BEGIN PROVIDED MATERIAL

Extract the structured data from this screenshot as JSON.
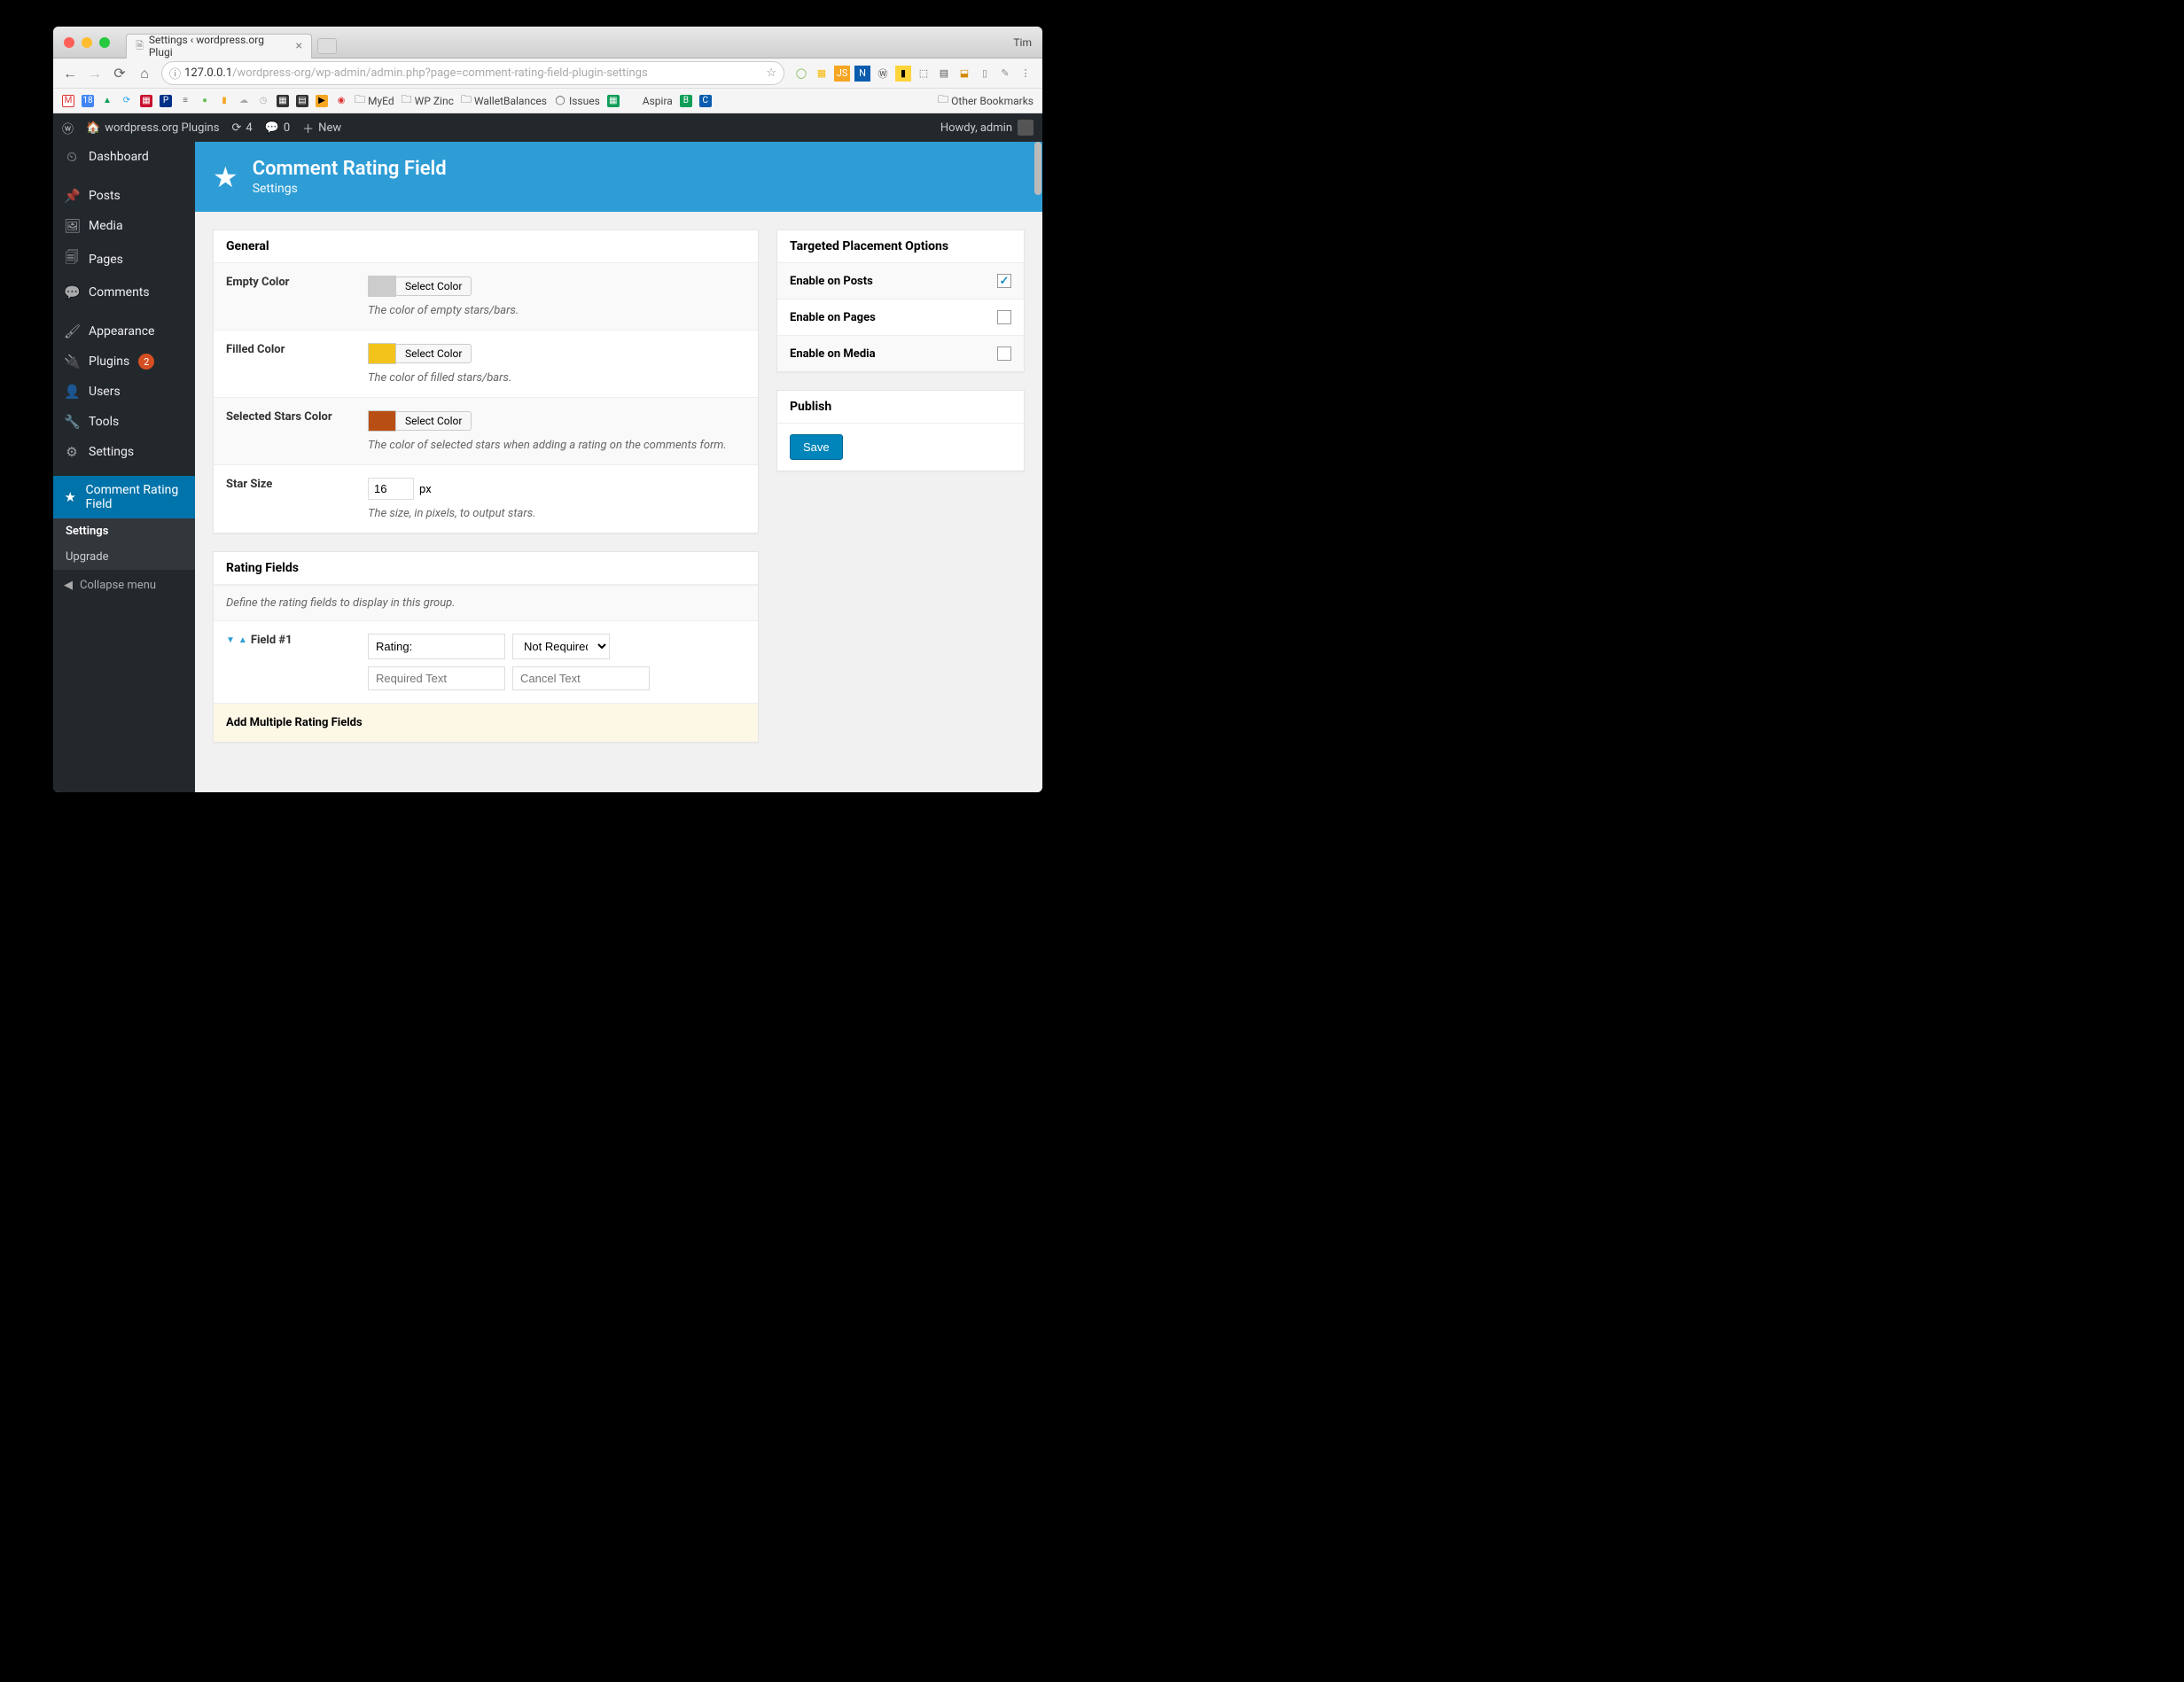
{
  "browser": {
    "user": "Tim",
    "tab_title": "Settings ‹ wordpress.org Plugi",
    "url_host": "127.0.0.1",
    "url_path": "/wordpress-org/wp-admin/admin.php?page=comment-rating-field-plugin-settings",
    "bookmarks_text": {
      "myed": "MyEd",
      "wpzinc": "WP Zinc",
      "wallet": "WalletBalances",
      "issues": "Issues",
      "aspira": "Aspira",
      "other": "Other Bookmarks"
    }
  },
  "adminbar": {
    "site": "wordpress.org Plugins",
    "updates": "4",
    "comments": "0",
    "new": "New",
    "howdy": "Howdy, admin"
  },
  "sidebar": {
    "dashboard": "Dashboard",
    "posts": "Posts",
    "media": "Media",
    "pages": "Pages",
    "comments": "Comments",
    "appearance": "Appearance",
    "plugins": "Plugins",
    "plugins_badge": "2",
    "users": "Users",
    "tools": "Tools",
    "settings": "Settings",
    "crf": "Comment Rating Field",
    "sub_settings": "Settings",
    "sub_upgrade": "Upgrade",
    "collapse": "Collapse menu"
  },
  "header": {
    "title": "Comment Rating Field",
    "subtitle": "Settings"
  },
  "general": {
    "heading": "General",
    "empty_color": {
      "label": "Empty Color",
      "btn": "Select Color",
      "swatch": "#cccccc",
      "desc": "The color of empty stars/bars."
    },
    "filled_color": {
      "label": "Filled Color",
      "btn": "Select Color",
      "swatch": "#f2c31b",
      "desc": "The color of filled stars/bars."
    },
    "selected_color": {
      "label": "Selected Stars Color",
      "btn": "Select Color",
      "swatch": "#b94e14",
      "desc": "The color of selected stars when adding a rating on the comments form."
    },
    "star_size": {
      "label": "Star Size",
      "value": "16",
      "unit": "px",
      "desc": "The size, in pixels, to output stars."
    }
  },
  "rating_fields": {
    "heading": "Rating Fields",
    "intro": "Define the rating fields to display in this group.",
    "field1_label": "Field #1",
    "field1_name": "Rating:",
    "field1_required": "Not Required",
    "field1_required_ph": "Required Text",
    "field1_cancel_ph": "Cancel Text",
    "add_multiple": "Add Multiple Rating Fields"
  },
  "placement": {
    "heading": "Targeted Placement Options",
    "posts": "Enable on Posts",
    "pages": "Enable on Pages",
    "media": "Enable on Media"
  },
  "publish": {
    "heading": "Publish",
    "save": "Save"
  }
}
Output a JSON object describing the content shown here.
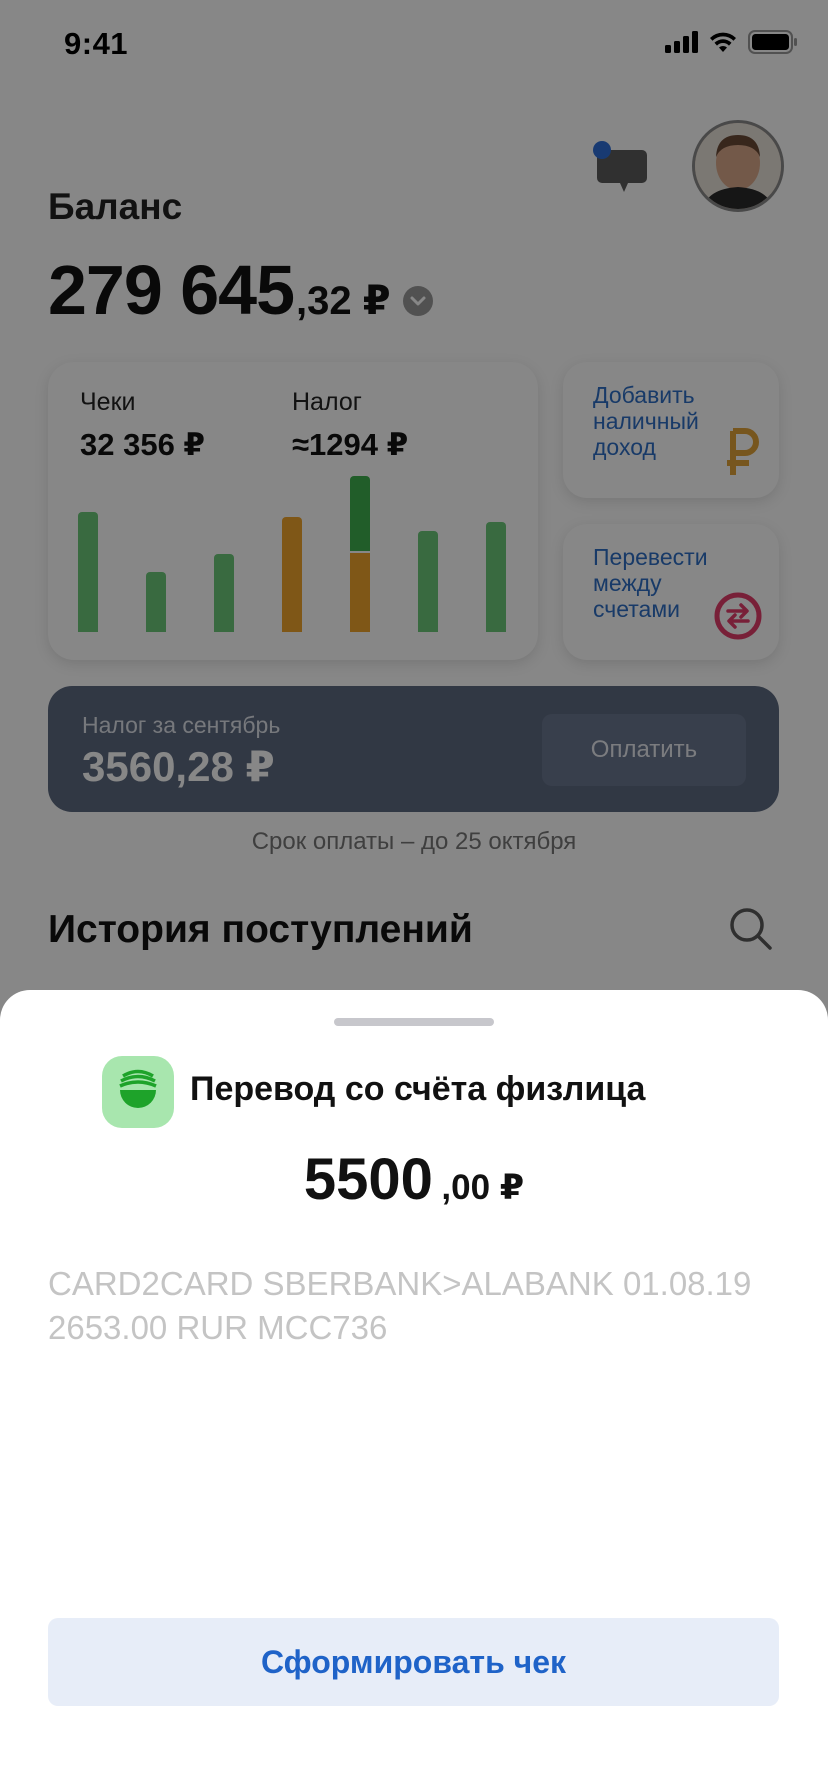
{
  "status_bar": {
    "time": "9:41"
  },
  "header": {
    "balance_label": "Баланс",
    "balance_int": "279 645",
    "balance_frac": ",32 ₽"
  },
  "stats": {
    "receipts_label": "Чеки",
    "receipts_value": "32 356 ₽",
    "tax_label": "Налог",
    "tax_value": "≈1294 ₽"
  },
  "actions": {
    "add_cash_income": "Добавить наличный доход",
    "transfer_between_accounts": "Перевести между счетами"
  },
  "tax_card": {
    "label": "Налог за сентябрь",
    "amount": "3560,28 ₽",
    "pay_button": "Оплатить",
    "due_text": "Срок оплаты – до 25 октября"
  },
  "history": {
    "title": "История поступлений"
  },
  "sheet": {
    "title": "Перевод со счёта физлица",
    "amount_int": "5500",
    "amount_frac": ",00 ₽",
    "description": "CARD2CARD SBERBANK>ALABANK 01.08.19 2653.00  RUR MCC736",
    "receipt_button": "Сформировать чек"
  },
  "colors": {
    "accent_blue": "#1f63c8",
    "bar_green": "#6cc979",
    "bar_orange": "#f0a52c",
    "tax_card_bg": "#5e6a80",
    "ruble_icon": "#e0a23a",
    "transfer_icon": "#e23d6a",
    "bank_logo_bg": "#a8e6ae",
    "bank_logo_fg": "#1ea32a",
    "notification_dot": "#2f6fd8"
  },
  "icons": {
    "chat": "chat-bubble-icon",
    "ruble": "ruble-icon",
    "transfer": "transfer-arrows-icon",
    "search": "search-icon",
    "chevron": "chevron-down-icon",
    "bank_logo": "sberbank-logo-icon"
  }
}
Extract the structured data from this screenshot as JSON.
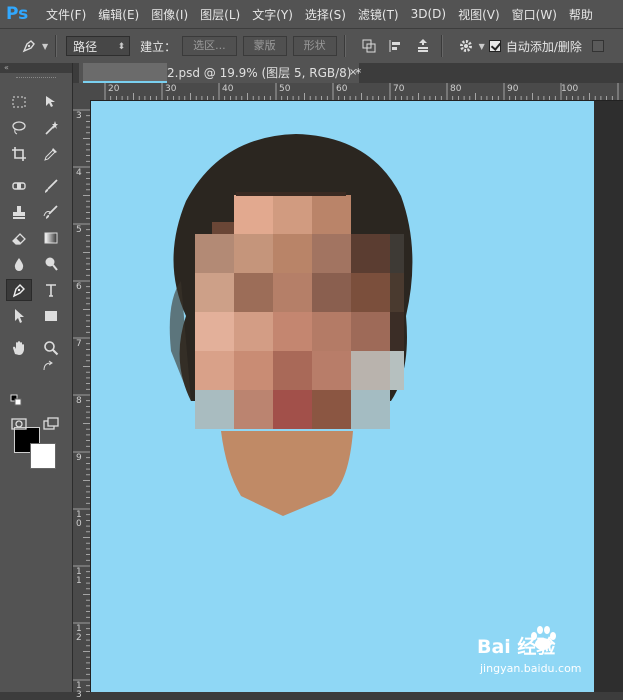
{
  "app": {
    "logo": "Ps"
  },
  "menubar": {
    "items": [
      "文件(F)",
      "编辑(E)",
      "图像(I)",
      "图层(L)",
      "文字(Y)",
      "选择(S)",
      "滤镜(T)",
      "3D(D)",
      "视图(V)",
      "窗口(W)",
      "帮助"
    ]
  },
  "options": {
    "mode_value": "路径",
    "build_label": "建立：",
    "selection_button": "选区...",
    "mask_button": "蒙版",
    "shape_button": "形状",
    "auto_add_delete_label": "自动添加/删除",
    "auto_add_delete_checked": true
  },
  "document_tab": {
    "title": "2.psd @ 19.9% (图层 5, RGB/8) *",
    "close": "×"
  },
  "ruler": {
    "top_labels": [
      "20",
      "30",
      "40",
      "50",
      "60",
      "70",
      "80",
      "90",
      "100"
    ],
    "left_labels": [
      "3",
      "4",
      "5",
      "6",
      "7",
      "8",
      "9",
      "10",
      "11",
      "12",
      "13"
    ]
  },
  "toolbox": {
    "collapse_label": "«"
  },
  "colors": {
    "foreground": "#000000",
    "background": "#ffffff",
    "canvas": "#8fd7f5",
    "accent": "#31a8ff"
  },
  "watermark": {
    "brand": "Bai  经验",
    "url": "jingyan.baidu.com"
  }
}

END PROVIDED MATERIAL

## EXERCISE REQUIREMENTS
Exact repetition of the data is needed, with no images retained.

## SOLUTION BELOW
Extract the structured data from this screenshot as JSON.
{
  "browser": {
    "user": "Tim",
    "tab_title": "Settings ‹ wordpress.org Plugi",
    "url_host": "127.0.0.1",
    "url_path": "/wordpress-org/wp-admin/admin.php?page=comment-rating-field-plugin-settings",
    "bookmarks_text": {
      "myed": "MyEd",
      "wpzinc": "WP Zinc",
      "wallet": "WalletBalances",
      "issues": "Issues",
      "aspira": "Aspira",
      "other": "Other Bookmarks"
    }
  },
  "adminbar": {
    "site": "wordpress.org Plugins",
    "updates": "4",
    "comments": "0",
    "new": "New",
    "howdy": "Howdy, admin"
  },
  "sidebar": {
    "dashboard": "Dashboard",
    "posts": "Posts",
    "media": "Media",
    "pages": "Pages",
    "comments": "Comments",
    "appearance": "Appearance",
    "plugins": "Plugins",
    "plugins_badge": "2",
    "users": "Users",
    "tools": "Tools",
    "settings": "Settings",
    "crf": "Comment Rating Field",
    "sub_settings": "Settings",
    "sub_upgrade": "Upgrade",
    "collapse": "Collapse menu"
  },
  "header": {
    "title": "Comment Rating Field",
    "subtitle": "Settings"
  },
  "general": {
    "heading": "General",
    "empty_color": {
      "label": "Empty Color",
      "btn": "Select Color",
      "swatch": "#cccccc",
      "desc": "The color of empty stars/bars."
    },
    "filled_color": {
      "label": "Filled Color",
      "btn": "Select Color",
      "swatch": "#f2c31b",
      "desc": "The color of filled stars/bars."
    },
    "selected_color": {
      "label": "Selected Stars Color",
      "btn": "Select Color",
      "swatch": "#b94e14",
      "desc": "The color of selected stars when adding a rating on the comments form."
    },
    "star_size": {
      "label": "Star Size",
      "value": "16",
      "unit": "px",
      "desc": "The size, in pixels, to output stars."
    }
  },
  "rating_fields": {
    "heading": "Rating Fields",
    "intro": "Define the rating fields to display in this group.",
    "field1_label": "Field #1",
    "field1_name": "Rating:",
    "field1_required": "Not Required",
    "field1_required_ph": "Required Text",
    "field1_cancel_ph": "Cancel Text",
    "add_multiple": "Add Multiple Rating Fields"
  },
  "placement": {
    "heading": "Targeted Placement Options",
    "posts": "Enable on Posts",
    "pages": "Enable on Pages",
    "media": "Enable on Media"
  },
  "publish": {
    "heading": "Publish",
    "save": "Save"
  }
}
Output a JSON object describing the content shown here.
{
  "status_bar": {
    "time": "9:41"
  },
  "header": {
    "balance_label": "Баланс",
    "balance_int": "279 645",
    "balance_frac": ",32 ₽"
  },
  "stats": {
    "receipts_label": "Чеки",
    "receipts_value": "32 356 ₽",
    "tax_label": "Налог",
    "tax_value": "≈1294 ₽"
  },
  "actions": {
    "add_cash_income": "Добавить наличный доход",
    "transfer_between_accounts": "Перевести между счетами"
  },
  "tax_card": {
    "label": "Налог за сентябрь",
    "amount": "3560,28 ₽",
    "pay_button": "Оплатить",
    "due_text": "Срок оплаты – до 25 октября"
  },
  "history": {
    "title": "История поступлений"
  },
  "sheet": {
    "title": "Перевод со счёта физлица",
    "amount_int": "5500",
    "amount_frac": ",00 ₽",
    "description": "CARD2CARD SBERBANK>ALABANK 01.08.19 2653.00  RUR MCC736",
    "receipt_button": "Сформировать чек"
  },
  "colors": {
    "accent_blue": "#1f63c8",
    "bar_green": "#6cc979",
    "bar_orange": "#f0a52c",
    "tax_card_bg": "#5e6a80",
    "ruble_icon": "#e0a23a",
    "transfer_icon": "#e23d6a",
    "bank_logo_bg": "#a8e6ae",
    "bank_logo_fg": "#1ea32a",
    "notification_dot": "#2f6fd8"
  },
  "icons": {
    "chat": "chat-bubble-icon",
    "ruble": "ruble-icon",
    "transfer": "transfer-arrows-icon",
    "search": "search-icon",
    "chevron": "chevron-down-icon",
    "bank_logo": "sberbank-logo-icon"
  }
}
Extract the structured data from this screenshot as JSON.
{
  "app": {
    "logo": "Ps"
  },
  "menubar": {
    "items": [
      "文件(F)",
      "编辑(E)",
      "图像(I)",
      "图层(L)",
      "文字(Y)",
      "选择(S)",
      "滤镜(T)",
      "3D(D)",
      "视图(V)",
      "窗口(W)",
      "帮助"
    ]
  },
  "options": {
    "mode_value": "路径",
    "build_label": "建立：",
    "selection_button": "选区...",
    "mask_button": "蒙版",
    "shape_button": "形状",
    "auto_add_delete_label": "自动添加/删除",
    "auto_add_delete_checked": true
  },
  "document_tab": {
    "title": "2.psd @ 19.9% (图层 5, RGB/8) *",
    "close": "×"
  },
  "ruler": {
    "top_labels": [
      "20",
      "30",
      "40",
      "50",
      "60",
      "70",
      "80",
      "90",
      "100"
    ],
    "left_labels": [
      "3",
      "4",
      "5",
      "6",
      "7",
      "8",
      "9",
      "10",
      "11",
      "12",
      "13"
    ]
  },
  "toolbox": {
    "collapse_label": "«"
  },
  "colors": {
    "foreground": "#000000",
    "background": "#ffffff",
    "canvas": "#8fd7f5",
    "accent": "#31a8ff"
  },
  "watermark": {
    "brand": "Bai  经验",
    "url": "jingyan.baidu.com"
  }
}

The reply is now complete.